- ABOUT THIS TASK: Every record below is to be retyped exactly, with the pictures left out.

BEGIN MATERIAL FOR THIS EXERCISE

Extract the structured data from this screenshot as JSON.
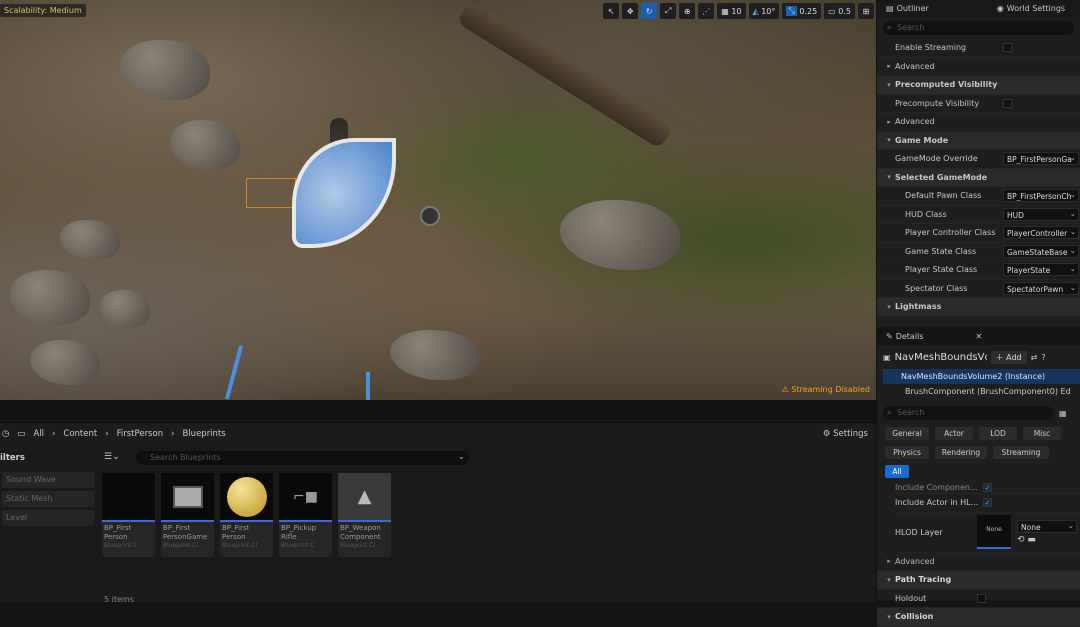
{
  "viewport": {
    "scalability": "Scalability: Medium",
    "toolbar": {
      "grid": "10",
      "angle": "10°",
      "scale": "0.25",
      "camera": "0.5"
    },
    "streaming_warning": "Streaming Disabled"
  },
  "outliner": {
    "tab_label": "Outliner",
    "world_settings_label": "World Settings",
    "search_placeholder": "Search",
    "rows": [
      {
        "label": "Enable Streaming",
        "kind": "check"
      },
      {
        "label": "Advanced",
        "kind": "sub"
      },
      {
        "label": "Precomputed Visibility",
        "kind": "section"
      },
      {
        "label": "Precompute Visibility",
        "kind": "check"
      },
      {
        "label": "Advanced",
        "kind": "sub"
      },
      {
        "label": "Game Mode",
        "kind": "section"
      },
      {
        "label": "GameMode Override",
        "kind": "dd",
        "value": "BP_FirstPersonGa"
      },
      {
        "label": "Selected GameMode",
        "kind": "section2"
      },
      {
        "label": "Default Pawn Class",
        "kind": "dd2",
        "value": "BP_FirstPersonCh"
      },
      {
        "label": "HUD Class",
        "kind": "dd2",
        "value": "HUD"
      },
      {
        "label": "Player Controller Class",
        "kind": "dd2",
        "value": "PlayerController"
      },
      {
        "label": "Game State Class",
        "kind": "dd2",
        "value": "GameStateBase"
      },
      {
        "label": "Player State Class",
        "kind": "dd2",
        "value": "PlayerState"
      },
      {
        "label": "Spectator Class",
        "kind": "dd2",
        "value": "SpectatorPawn"
      },
      {
        "label": "Lightmass",
        "kind": "section"
      }
    ]
  },
  "details": {
    "tab_label": "Details",
    "actor_name": "NavMeshBoundsVc",
    "add_label": "Add",
    "instance_label": "NavMeshBoundsVolume2 (Instance)",
    "component_label": "BrushComponent (BrushComponent0)",
    "component_extra": "Ed",
    "search_placeholder": "Search",
    "filter_tabs": [
      "General",
      "Actor",
      "LOD",
      "Misc",
      "Physics",
      "Rendering",
      "Streaming",
      "All"
    ],
    "include_components": "Include Componen...",
    "include_actor": "Include Actor in HL...",
    "hlod_layer": "HLOD Layer",
    "hlod_thumb": "None",
    "hlod_value": "None",
    "advanced": "Advanced",
    "path_tracing": "Path Tracing",
    "holdout": "Holdout",
    "collision": "Collision"
  },
  "content_browser": {
    "breadcrumb": [
      "All",
      "Content",
      "FirstPerson",
      "Blueprints"
    ],
    "settings_label": "Settings",
    "filters_label": "ilters",
    "search_placeholder": "Search Blueprints",
    "filters": [
      "Sound Wave",
      "Static Mesh",
      "Level"
    ],
    "assets": [
      {
        "name": "BP_First\nPerson",
        "type": "Blueprint C"
      },
      {
        "name": "BP_First\nPersonGame",
        "type": "Blueprint Cl"
      },
      {
        "name": "BP_First\nPerson",
        "type": "Blueprint Cl"
      },
      {
        "name": "BP_Pickup\nRifle",
        "type": "Blueprint C"
      },
      {
        "name": "BP_Weapon\nComponent",
        "type": "Blueprint Cl"
      }
    ],
    "item_count": "5 items"
  }
}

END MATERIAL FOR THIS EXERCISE

- TASK ANSWER:
Extract the structured data from this screenshot as JSON.
{
  "viewport": {
    "scalability": "Scalability: Medium",
    "toolbar": {
      "grid": "10",
      "angle": "10°",
      "scale": "0.25",
      "camera": "0.5"
    },
    "streaming_warning": "Streaming Disabled"
  },
  "outliner": {
    "tab_label": "Outliner",
    "world_settings_label": "World Settings",
    "search_placeholder": "Search",
    "rows": [
      {
        "label": "Enable Streaming",
        "kind": "check"
      },
      {
        "label": "Advanced",
        "kind": "sub"
      },
      {
        "label": "Precomputed Visibility",
        "kind": "section"
      },
      {
        "label": "Precompute Visibility",
        "kind": "check"
      },
      {
        "label": "Advanced",
        "kind": "sub"
      },
      {
        "label": "Game Mode",
        "kind": "section"
      },
      {
        "label": "GameMode Override",
        "kind": "dd",
        "value": "BP_FirstPersonGa"
      },
      {
        "label": "Selected GameMode",
        "kind": "section2"
      },
      {
        "label": "Default Pawn Class",
        "kind": "dd2",
        "value": "BP_FirstPersonCh"
      },
      {
        "label": "HUD Class",
        "kind": "dd2",
        "value": "HUD"
      },
      {
        "label": "Player Controller Class",
        "kind": "dd2",
        "value": "PlayerController"
      },
      {
        "label": "Game State Class",
        "kind": "dd2",
        "value": "GameStateBase"
      },
      {
        "label": "Player State Class",
        "kind": "dd2",
        "value": "PlayerState"
      },
      {
        "label": "Spectator Class",
        "kind": "dd2",
        "value": "SpectatorPawn"
      },
      {
        "label": "Lightmass",
        "kind": "section"
      }
    ]
  },
  "details": {
    "tab_label": "Details",
    "actor_name": "NavMeshBoundsVc",
    "add_label": "Add",
    "instance_label": "NavMeshBoundsVolume2 (Instance)",
    "component_label": "BrushComponent (BrushComponent0)",
    "component_extra": "Ed",
    "search_placeholder": "Search",
    "filter_tabs": [
      "General",
      "Actor",
      "LOD",
      "Misc",
      "Physics",
      "Rendering",
      "Streaming",
      "All"
    ],
    "include_components": "Include Componen...",
    "include_actor": "Include Actor in HL...",
    "hlod_layer": "HLOD Layer",
    "hlod_thumb": "None",
    "hlod_value": "None",
    "advanced": "Advanced",
    "path_tracing": "Path Tracing",
    "holdout": "Holdout",
    "collision": "Collision"
  },
  "content_browser": {
    "breadcrumb": [
      "All",
      "Content",
      "FirstPerson",
      "Blueprints"
    ],
    "settings_label": "Settings",
    "filters_label": "ilters",
    "search_placeholder": "Search Blueprints",
    "filters": [
      "Sound Wave",
      "Static Mesh",
      "Level"
    ],
    "assets": [
      {
        "name": "BP_First\nPerson",
        "type": "Blueprint C"
      },
      {
        "name": "BP_First\nPersonGame",
        "type": "Blueprint Cl"
      },
      {
        "name": "BP_First\nPerson",
        "type": "Blueprint Cl"
      },
      {
        "name": "BP_Pickup\nRifle",
        "type": "Blueprint C"
      },
      {
        "name": "BP_Weapon\nComponent",
        "type": "Blueprint Cl"
      }
    ],
    "item_count": "5 items"
  }
}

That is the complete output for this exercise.